Repatriation Advice: 10 Tips for Handling Reverse Culture Shock
Repatriating can be as difficult as moving to a foreign country in the first place. But life has many chapters, and these tips can help you make “back home” feel like home again.
- Have family discussions about relocating and let each person have a voice as communication makes everyone feel himself as an important player in the transition.
- Realize that not every member of the family will be thrilled about the moveAcknowledging these legitimate concerns is important.
- Accommodate personal temperaments. Each family member will experience the adjustment phase differently, and the duration and intensity will vary.
- Monitor your kids. Children are resilient, but moving can be a huge adjustment for them. Encourage them to be confident and to see the possibilities. If they don’t settle in well, though, consider third-party help from a counselor or psychologist. You can make their life easier by taking help from the professionals from online-essay-writing-service.com who provide the best quality services, so your child will be able to have less stress because of studing also.
- Recognize that you may feel like an outsider for a time. Look for an international community or expat group where you can meet people who have lived in other countries.
- Bring the culture back with you. Create new family traditions by incorporating some of the customs and foods from your expat days, and share them with family and friends.
- Leverage your international experience at work, in school, or other activities.
- Stay in touch with the friends you made abroad. It’s inevitable that some folks will drift away, but the ones who stay connected will be treasured ties to that time in your life.
- Invite folks from your former country to visit.
- Budget for return visits. Seeing people in person, even if only once in a while, is the best way to cement long-distance friendships.

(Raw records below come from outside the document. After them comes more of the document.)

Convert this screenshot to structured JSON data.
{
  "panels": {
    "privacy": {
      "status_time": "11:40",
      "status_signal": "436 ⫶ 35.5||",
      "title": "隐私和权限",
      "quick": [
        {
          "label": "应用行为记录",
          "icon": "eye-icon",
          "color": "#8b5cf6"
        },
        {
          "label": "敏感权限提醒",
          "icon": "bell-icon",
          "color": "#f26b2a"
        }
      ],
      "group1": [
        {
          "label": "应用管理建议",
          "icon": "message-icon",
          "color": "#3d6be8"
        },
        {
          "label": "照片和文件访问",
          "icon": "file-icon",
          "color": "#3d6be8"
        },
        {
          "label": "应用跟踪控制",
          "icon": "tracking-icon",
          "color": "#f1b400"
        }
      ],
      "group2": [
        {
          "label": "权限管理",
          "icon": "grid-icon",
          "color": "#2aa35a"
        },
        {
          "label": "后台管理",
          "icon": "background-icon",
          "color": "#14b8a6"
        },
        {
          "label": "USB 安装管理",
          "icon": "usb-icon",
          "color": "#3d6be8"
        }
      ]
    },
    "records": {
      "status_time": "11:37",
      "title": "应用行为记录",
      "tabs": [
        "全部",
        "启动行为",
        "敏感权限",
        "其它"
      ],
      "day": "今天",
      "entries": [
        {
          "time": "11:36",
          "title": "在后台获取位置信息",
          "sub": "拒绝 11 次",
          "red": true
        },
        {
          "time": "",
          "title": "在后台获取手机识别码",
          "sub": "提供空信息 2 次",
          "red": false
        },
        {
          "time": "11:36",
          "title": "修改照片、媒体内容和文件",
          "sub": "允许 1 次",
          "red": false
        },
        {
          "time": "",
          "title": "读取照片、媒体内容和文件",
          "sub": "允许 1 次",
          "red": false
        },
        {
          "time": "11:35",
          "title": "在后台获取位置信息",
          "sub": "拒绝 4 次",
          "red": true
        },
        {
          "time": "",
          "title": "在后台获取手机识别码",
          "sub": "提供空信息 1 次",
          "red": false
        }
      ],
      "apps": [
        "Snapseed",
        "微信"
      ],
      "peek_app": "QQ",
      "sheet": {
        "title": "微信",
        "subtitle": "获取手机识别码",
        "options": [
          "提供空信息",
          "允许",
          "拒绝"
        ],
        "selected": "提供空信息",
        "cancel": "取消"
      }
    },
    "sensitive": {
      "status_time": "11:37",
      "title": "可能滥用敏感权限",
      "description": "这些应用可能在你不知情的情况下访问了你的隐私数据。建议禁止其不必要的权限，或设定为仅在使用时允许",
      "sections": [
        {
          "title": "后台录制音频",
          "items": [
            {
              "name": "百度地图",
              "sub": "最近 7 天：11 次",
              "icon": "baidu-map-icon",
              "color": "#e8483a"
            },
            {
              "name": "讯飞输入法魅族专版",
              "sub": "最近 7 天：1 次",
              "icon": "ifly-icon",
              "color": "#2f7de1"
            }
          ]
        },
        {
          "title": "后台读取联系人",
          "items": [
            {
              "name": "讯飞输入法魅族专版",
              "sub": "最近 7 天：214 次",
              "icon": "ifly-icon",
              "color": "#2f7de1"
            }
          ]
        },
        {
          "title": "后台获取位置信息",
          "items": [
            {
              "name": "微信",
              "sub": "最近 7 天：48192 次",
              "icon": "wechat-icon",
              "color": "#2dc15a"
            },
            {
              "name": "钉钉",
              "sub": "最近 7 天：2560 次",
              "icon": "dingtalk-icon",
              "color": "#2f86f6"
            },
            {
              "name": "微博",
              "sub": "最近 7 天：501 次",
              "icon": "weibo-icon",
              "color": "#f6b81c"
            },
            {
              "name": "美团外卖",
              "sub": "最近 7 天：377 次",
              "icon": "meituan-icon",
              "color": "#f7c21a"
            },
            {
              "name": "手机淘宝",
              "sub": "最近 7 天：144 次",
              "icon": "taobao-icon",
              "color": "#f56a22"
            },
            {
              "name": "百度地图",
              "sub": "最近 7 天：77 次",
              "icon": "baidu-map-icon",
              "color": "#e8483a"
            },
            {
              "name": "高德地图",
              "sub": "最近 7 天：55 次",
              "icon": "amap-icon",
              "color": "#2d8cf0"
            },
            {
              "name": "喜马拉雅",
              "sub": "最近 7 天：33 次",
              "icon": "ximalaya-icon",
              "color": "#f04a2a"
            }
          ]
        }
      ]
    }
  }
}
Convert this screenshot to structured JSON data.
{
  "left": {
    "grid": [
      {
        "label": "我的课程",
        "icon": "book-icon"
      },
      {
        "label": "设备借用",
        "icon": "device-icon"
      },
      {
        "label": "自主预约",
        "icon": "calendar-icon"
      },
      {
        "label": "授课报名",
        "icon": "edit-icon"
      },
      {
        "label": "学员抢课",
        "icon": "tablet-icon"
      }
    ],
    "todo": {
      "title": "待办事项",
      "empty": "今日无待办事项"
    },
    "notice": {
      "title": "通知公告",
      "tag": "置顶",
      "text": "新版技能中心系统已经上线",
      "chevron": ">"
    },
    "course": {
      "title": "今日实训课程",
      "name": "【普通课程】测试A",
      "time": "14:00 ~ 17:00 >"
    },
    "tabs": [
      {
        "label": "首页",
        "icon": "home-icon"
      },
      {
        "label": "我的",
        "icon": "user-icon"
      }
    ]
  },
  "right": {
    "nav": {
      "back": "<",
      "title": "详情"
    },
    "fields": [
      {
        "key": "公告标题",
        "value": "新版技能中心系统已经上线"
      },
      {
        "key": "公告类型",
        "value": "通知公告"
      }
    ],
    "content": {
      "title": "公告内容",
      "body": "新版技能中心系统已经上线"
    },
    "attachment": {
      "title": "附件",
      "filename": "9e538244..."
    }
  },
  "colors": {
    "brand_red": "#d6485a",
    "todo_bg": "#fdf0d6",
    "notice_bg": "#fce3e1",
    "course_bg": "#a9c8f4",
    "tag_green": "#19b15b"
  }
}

Successful repatriation comes by acknowledging that you’re not returning to the same circumstances that existed when you left. We all change with time and experience.
Original Story at WSJ